Volcan Resago

Photo of this volcano
Google Earth icon
  Google Earth Placemark
  • Chile
  • South America
  • Pyroclastic cone
  • Unknown - Undated Evidence
  • Country
  • Volcanic Region
  • Primary Volcano Type
  • Last Known Eruption
  • 36.45°S
  • 70.92°W

  • 1890 m
    6199 ft

  • 357065
  • Latitude
  • Longitude

  • Summit
    Elevation

  • Volcano
    Number

The Global Volcanism Program has no activity reports for Volcan Resago.

The Global Volcanism Program has no Weekly Reports available for Volcan Resago.

The Global Volcanism Program has no Bulletin Reports available for Volcan Resago.

Volcán Resago, in Linares province, is a cinder cone with a double crater. It produced a basaltic-andesite lava flow that traveled about 3 km to the WNW into Laguna Dial. The youthful cone may have been formed during an undocumented eruption during historical time (González-Ferrán, 1995).

The Global Volcanism Program is not aware of any Holocene eruptions from Volcan Resago. If this volcano has had large eruptions (VEI >= 4) prior to 10,000 years ago, information might be found on the Volcan Resago page in the LaMEVE (Large Magnitude Explosive Volcanic Eruptions) database, a part of the Volcano Global Risk Identification and Analysis Project (VOGRIPA).

This compilation of synonyms and subsidiary features may not be comprehensive. Features are organized into four major categories: Cones, Craters, Domes, and Thermal Features. Synonyms of features appear indented below the primary name. In some cases additional feature type, elevation, or location details are provided.


Synonyms

Leal
The crescent-shaped lake at the top-center of this NASA International Space Station image (with north to the bottom right) is Laguna del Dial. A cinder cone named Volcán Resago, on the SE side of the lake, produced a basaltic-andesite lava flow that traveled about 3 km to the WNW into Laguna Dial. The youthful cone may have been formed during an undocumented eruption during historical time. The lake at the lower left is Laguna Valvarco.

NASA Space Station image ISS008-E-7432, 2003 (http://eol.jsc.nasa.gov/).

The following references have all been used during the compilation of data for this volcano, it is not a comprehensive bibliography. Discussion of another volcano or eruption (sometimes far from the one that is the subject of the manuscript) may produce a citation that is not at all apparent from the title.

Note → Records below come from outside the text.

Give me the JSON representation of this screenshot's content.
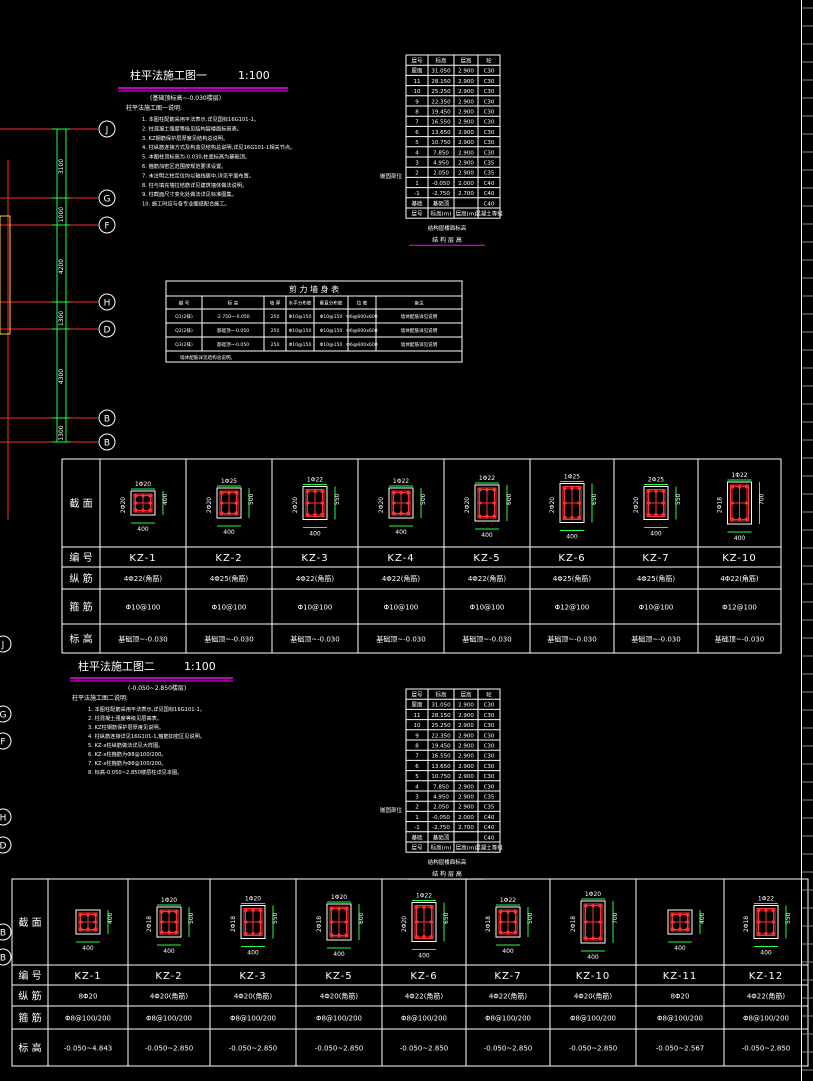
{
  "drawing1": {
    "title": "柱平法施工图一",
    "scale": "1:100",
    "subtitle": "(基础顶标高~-0.030楼层)",
    "notes_heading": "柱平法施工图一说明:",
    "notes": [
      "1. 本图柱配筋采用平法表示,详见国标16G101-1。",
      "2. 柱混凝土强度等级见结构层楼面标高表。",
      "3. KZ钢筋保护层厚度见结构总说明。",
      "4. 柱纵筋连接方式及构造见结构总说明,详见16G101-1相关节点。",
      "5. 本图柱顶标高为-0.030,柱底标高为基础顶。",
      "6. 箍筋加密区范围按规范要求设置。",
      "7. 未注明之柱定位均以轴线居中,详见平面布置。",
      "8. 柱与填充墙拉结筋详见建筑墙体做法说明。",
      "9. 柱截面尺寸变化处做法详见标准图集。",
      "10. 施工时应与各专业图纸配合施工。"
    ],
    "axis_bubbles": [
      "J",
      "G",
      "F",
      "H",
      "D",
      "B",
      "B"
    ],
    "dims": [
      "3100",
      "1000",
      "4200",
      "1300",
      "4300",
      "1300"
    ],
    "level_table": {
      "header": [
        "层号",
        "标高",
        "层高",
        "砼"
      ],
      "rows": [
        [
          "屋面",
          "31.050",
          "2.900",
          "C30"
        ],
        [
          "11",
          "28.150",
          "2.900",
          "C30"
        ],
        [
          "10",
          "25.250",
          "2.900",
          "C30"
        ],
        [
          "9",
          "22.350",
          "2.900",
          "C30"
        ],
        [
          "8",
          "19.450",
          "2.900",
          "C30"
        ],
        [
          "7",
          "16.550",
          "2.900",
          "C30"
        ],
        [
          "6",
          "13.650",
          "2.900",
          "C30"
        ],
        [
          "5",
          "10.750",
          "2.900",
          "C30"
        ],
        [
          "4",
          "7.850",
          "2.900",
          "C30"
        ],
        [
          "3",
          "4.950",
          "2.900",
          "C35"
        ],
        [
          "2",
          "2.050",
          "2.900",
          "C35"
        ],
        [
          "1",
          "-0.050",
          "2.000",
          "C40"
        ],
        [
          "-1",
          "-2.750",
          "2.700",
          "C40"
        ],
        [
          "基础",
          "基础顶",
          "",
          "C40"
        ],
        [
          "层号",
          "标高(m)",
          "层高(m)",
          "混凝土等级"
        ]
      ],
      "side_label": "嵌固部位",
      "caption1": "结构层楼面标高",
      "caption2": "结 构 层 高"
    },
    "mid_table": {
      "title": "剪 力 墙 身 表",
      "header": [
        "编 号",
        "标 高",
        "墙 厚",
        "水平分布筋",
        "垂直分布筋",
        "拉 筋",
        "备注"
      ],
      "rows": [
        [
          "Q1(2排)",
          "-2.750~-0.050",
          "250",
          "Φ10@150",
          "Φ10@150",
          "Φ6@600x600",
          "墙体配筋详见说明"
        ],
        [
          "Q2(2排)",
          "基础顶~-0.050",
          "250",
          "Φ10@150",
          "Φ10@150",
          "Φ6@600x600",
          "墙体配筋详见说明"
        ],
        [
          "Q3(2排)",
          "基础顶~-0.050",
          "250",
          "Φ10@150",
          "Φ10@150",
          "Φ6@600x600",
          "墙体配筋详见说明"
        ]
      ],
      "footnote": "墙体配筋详见结构总说明。"
    },
    "col_table": {
      "row_labels": [
        "截 面",
        "编 号",
        "纵 筋",
        "箍 筋",
        "标 高"
      ],
      "cols": [
        {
          "name": "KZ-1",
          "zj": "4Φ22(角筋)",
          "gj": "Φ10@100",
          "bg": "基础顶~-0.030",
          "top": "1Φ20",
          "side": "2Φ20",
          "w": "400",
          "h": "400"
        },
        {
          "name": "KZ-2",
          "zj": "4Φ25(角筋)",
          "gj": "Φ10@100",
          "bg": "基础顶~-0.030",
          "top": "1Φ25",
          "side": "2Φ20",
          "w": "400",
          "h": "500"
        },
        {
          "name": "KZ-3",
          "zj": "4Φ22(角筋)",
          "gj": "Φ10@100",
          "bg": "基础顶~-0.030",
          "top": "1Φ22",
          "side": "2Φ20",
          "w": "400",
          "h": "550"
        },
        {
          "name": "KZ-4",
          "zj": "4Φ22(角筋)",
          "gj": "Φ10@100",
          "bg": "基础顶~-0.030",
          "top": "1Φ22",
          "side": "2Φ20",
          "w": "400",
          "h": "500"
        },
        {
          "name": "KZ-5",
          "zj": "4Φ22(角筋)",
          "gj": "Φ10@100",
          "bg": "基础顶~-0.030",
          "top": "1Φ22",
          "side": "2Φ20",
          "w": "400",
          "h": "600"
        },
        {
          "name": "KZ-6",
          "zj": "4Φ25(角筋)",
          "gj": "Φ12@100",
          "bg": "基础顶~-0.030",
          "top": "1Φ25",
          "side": "2Φ20",
          "w": "400",
          "h": "650"
        },
        {
          "name": "KZ-7",
          "zj": "4Φ25(角筋)",
          "gj": "Φ10@100",
          "bg": "基础顶~-0.030",
          "top": "2Φ25",
          "side": "2Φ20",
          "w": "400",
          "h": "550"
        },
        {
          "name": "KZ-10",
          "zj": "4Φ22(角筋)",
          "gj": "Φ12@100",
          "bg": "基础顶~-0.030",
          "top": "1Φ22",
          "side": "2Φ18",
          "w": "400",
          "h": "700"
        }
      ]
    }
  },
  "drawing2": {
    "title": "柱平法施工图二",
    "scale": "1:100",
    "subtitle": "(-0.050~2.850楼层)",
    "notes_heading": "柱平法施工图二说明:",
    "notes": [
      "1. 本图柱配筋采用平法表示,详见国标16G101-1。",
      "2. 柱混凝土强度等级见层高表。",
      "3. KZ柱钢筋保护层厚度见说明。",
      "4. 柱纵筋连接详见16G101-1,箍筋加密区见说明。",
      "5. KZ-x柱纵筋做法详见大样图。",
      "6. KZ-x柱箍筋为Φ8@100/200。",
      "7. KZ-x柱箍筋为Φ8@100/200。",
      "8. 标高-0.050~2.850楼层柱详见本图。"
    ],
    "left_bubbles": [
      "J",
      "G",
      "F",
      "H",
      "D",
      "B",
      "B"
    ],
    "col_table": {
      "row_labels": [
        "截 面",
        "编 号",
        "纵 筋",
        "箍 筋",
        "标 高"
      ],
      "cols": [
        {
          "name": "KZ-1",
          "zj": "8Φ20",
          "gj": "Φ8@100/200",
          "bg": "-0.050~4.843",
          "top": "",
          "side": "",
          "w": "400",
          "h": "400"
        },
        {
          "name": "KZ-2",
          "zj": "4Φ20(角筋)",
          "gj": "Φ8@100/200",
          "bg": "-0.050~2.850",
          "top": "1Φ20",
          "side": "2Φ18",
          "w": "400",
          "h": "500"
        },
        {
          "name": "KZ-3",
          "zj": "4Φ20(角筋)",
          "gj": "Φ8@100/200",
          "bg": "-0.050~2.850",
          "top": "1Φ20",
          "side": "2Φ18",
          "w": "400",
          "h": "550"
        },
        {
          "name": "KZ-5",
          "zj": "4Φ20(角筋)",
          "gj": "Φ8@100/200",
          "bg": "-0.050~2.850",
          "top": "1Φ20",
          "side": "2Φ18",
          "w": "400",
          "h": "600"
        },
        {
          "name": "KZ-6",
          "zj": "4Φ22(角筋)",
          "gj": "Φ8@100/200",
          "bg": "-0.050~2.850",
          "top": "1Φ22",
          "side": "2Φ20",
          "w": "400",
          "h": "650"
        },
        {
          "name": "KZ-7",
          "zj": "4Φ22(角筋)",
          "gj": "Φ8@100/200",
          "bg": "-0.050~2.850",
          "top": "1Φ22",
          "side": "2Φ18",
          "w": "400",
          "h": "500"
        },
        {
          "name": "KZ-10",
          "zj": "4Φ20(角筋)",
          "gj": "Φ8@100/200",
          "bg": "-0.050~2.850",
          "top": "1Φ20",
          "side": "2Φ18",
          "w": "400",
          "h": "700"
        },
        {
          "name": "KZ-11",
          "zj": "8Φ20",
          "gj": "Φ8@100/200",
          "bg": "-0.050~2.567",
          "top": "",
          "side": "",
          "w": "400",
          "h": "400"
        },
        {
          "name": "KZ-12",
          "zj": "4Φ22(角筋)",
          "gj": "Φ8@100/200",
          "bg": "-0.050~2.850",
          "top": "1Φ22",
          "side": "2Φ18",
          "w": "400",
          "h": "550"
        }
      ]
    }
  },
  "colors": {
    "line": "#ffffff",
    "axis": "#ff2a2a",
    "dim": "#22ff44",
    "title_rule": "#ff00ff",
    "rebar": "#ff3030",
    "text": "#ffffff"
  }
}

Gonzalez-Ferran O, 1995. Volcanes de Chile. Santiago: Instituto Geografico Militar, 635 p.

IAVCEI, 1973-80. Post-Miocene Volcanoes of the World. IAVCEI Data Sheets, Rome: Internatl Assoc Volc Chemistry Earth's Interior..

Moreno H, 1985. . (pers. comm.).

Volcano Types

Pyroclastic cone

Tectonic Setting

Subduction zone
Continental crust (> 25 km)

Rock Types

Major
Andesite / Basaltic Andesite

Population

Within 5 km
Within 10 km
Within 30 km
Within 100 km
35
196
2,095
268,547

Affiliated Databases

Large Eruptions of Volcan Resago Information about large Quaternary eruptions (VEI >= 4) is cataloged in the Large Magnitude Explosive Volcanic Eruptions (LaMEVE) database of the Volcano Global Risk Identification and Analysis Project (VOGRIPA).
WOVOdat WOVOdat is a database of volcanic unrest; instrumentally and visually recorded changes in seismicity, ground deformation, gas emission, and other parameters from their normal baselines. It is sponsored by the World Organization of Volcano Observatories (WOVO) and presently hosted at the Earth Observatory of Singapore.
EarthChem EarthChem develops and maintains databases, software, and services that support the preservation, discovery, access and analysis of geochemical data, and facilitate their integration with the broad array of other available earth science parameters. EarthChem is operated by a joint team of disciplinary scientists, data scientists, data managers and information technology developers who are part of the NSF-funded data facility Integrated Earth Data Applications (IEDA). IEDA is a collaborative effort of EarthChem and the Marine Geoscience Data System (MGDS).
Smithsonian Collections Search the Smithsonian's NMNH Department of Mineral Sciences collections database. Go to the "Search Rocks and Ores" tab and use the Volcano Name drop-down to find samples.